The Geraldines and medieval Ireland
The making of a myth
Peter Crooks & Seán Duffy, editors
Geraldines (or FitzGeralds) are the most celebrated of the dynasties established in Ireland at the time of the Anglo-Norman invasion; and the dynasty’s most celebrated member during the Middle Ages was Gearóid Mór, the Great Earl of Kildare. This inaugural volume in the Trinity Medieval Ireland Series arises from a symposium held in September 2013 to mark the 500th anniversary of the Great Earl’s death in September 1513. The book traces the history of the Great Earl’s family from its origins to the sixteenth century. Some of Ireland’s finest historians offer fresh appraisals of the origins of the Geraldines (Seán Duffy); the role of Giraldus Cambrensis in shaping the self-image of his own family (Huw Pryce); the significance of the Geraldines as conquerors (Colin Veach), castle-builders (Linzi Simpson) and colonizers (Brendan Smith); the astonishing ramification of the family (Paul MacCotter); the ‘rebellious’ reputation of the first earl of Desmond (Robin Frame); and the brutal execution in 1468 of his great-grandson, the seventh earl of Desmond (Peter Crooks). The authors also investigate Geraldine engagement with Gaelic culture (Katharine Simms) and the culture of early Renaissance Europe (Aisling Byrne), as well as the family’s dealings with the native Irish (Sparky Booker), culminating in the remarkable career of the Great Earl (Steven G. Ellis) and the disastrous Desmond Rebellion (David Edwards). The book considers, too, the reception of the ‘myth’ of the Geraldines from the sixteenth century onwards, including the romance of ‘Silken Thomas’ (Ciaran Brady) and the battle for the legacy of the Geraldines in nineteenth-century Ireland (Ruairí Cullen).

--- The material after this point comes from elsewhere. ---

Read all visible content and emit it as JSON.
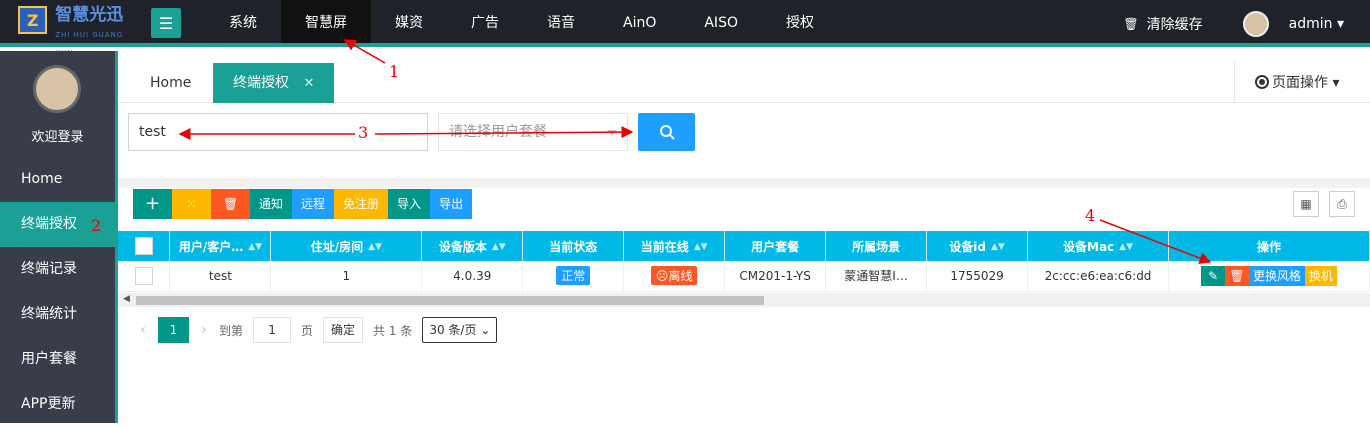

Peter Crooks is a lecturer in medieval history at Trinity College Dublin. Seán Duffy is a fellow of Trinity College Dublin, where he is professor in medieval Irish history.